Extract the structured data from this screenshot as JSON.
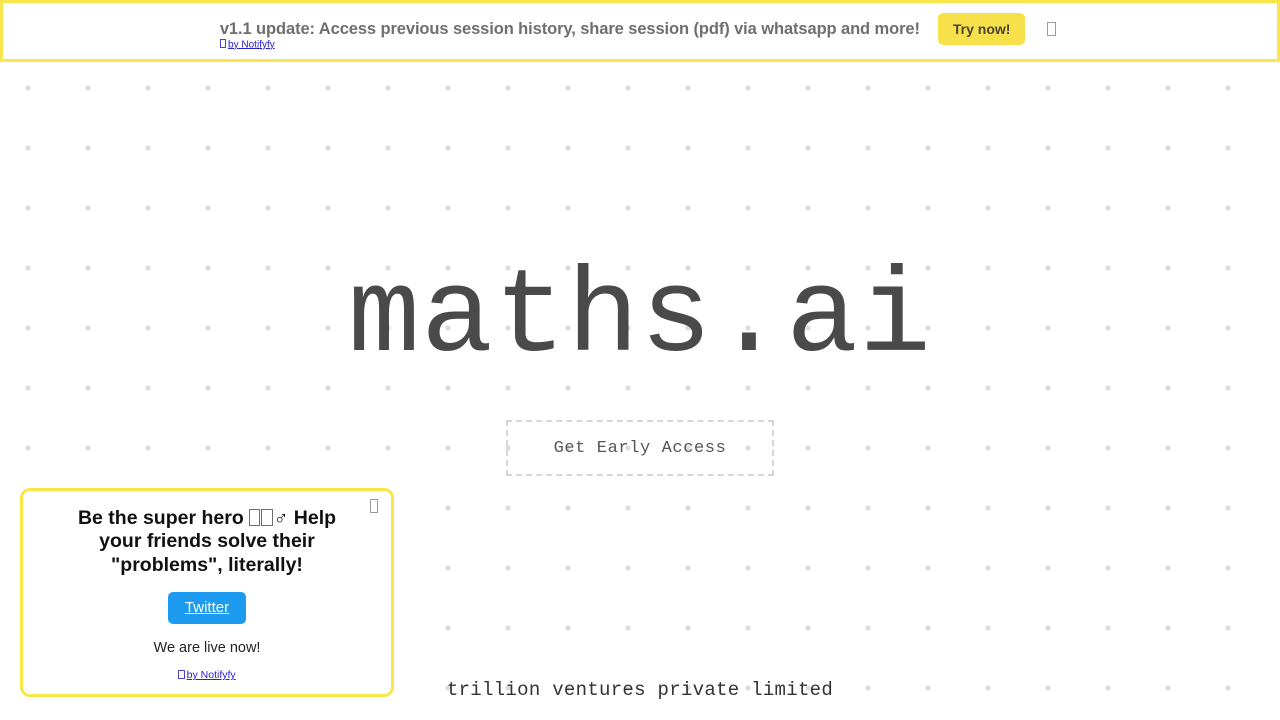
{
  "banner": {
    "message": "v1.1 update: Access previous session history, share session (pdf) via whatsapp and more!",
    "cta_label": "Try now!",
    "credit_label": "by Notifyfy",
    "close_icon": "close-icon",
    "border_color": "#f7e74a",
    "cta_bg_color": "#f7e14a",
    "text_color": "#6f6f6f"
  },
  "hero": {
    "title": "maths.ai",
    "cta_label": "Get Early Access",
    "title_color": "#4a4a4a"
  },
  "footer": {
    "company": "trillion ventures private limited"
  },
  "popup": {
    "heading_part1": "Be the super hero ",
    "heading_gender_sign": "♂",
    "heading_part2": " Help your friends solve their \"problems\", literally!",
    "twitter_label": "Twitter",
    "status": "We are live now!",
    "credit_label": "by Notifyfy",
    "close_icon": "close-icon",
    "border_color": "#f7e74a",
    "twitter_bg_color": "#1d9bf0"
  },
  "background": {
    "dot_color": "#dddddd",
    "dot_spacing_px": 60,
    "page_bg": "#ffffff"
  }
}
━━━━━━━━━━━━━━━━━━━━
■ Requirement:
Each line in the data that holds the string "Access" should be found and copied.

■ Final answer:
    "message": "v1.1 update: Access previous session history, share session (pdf) via whatsapp and more!",
    "cta_label": "Get Early Access",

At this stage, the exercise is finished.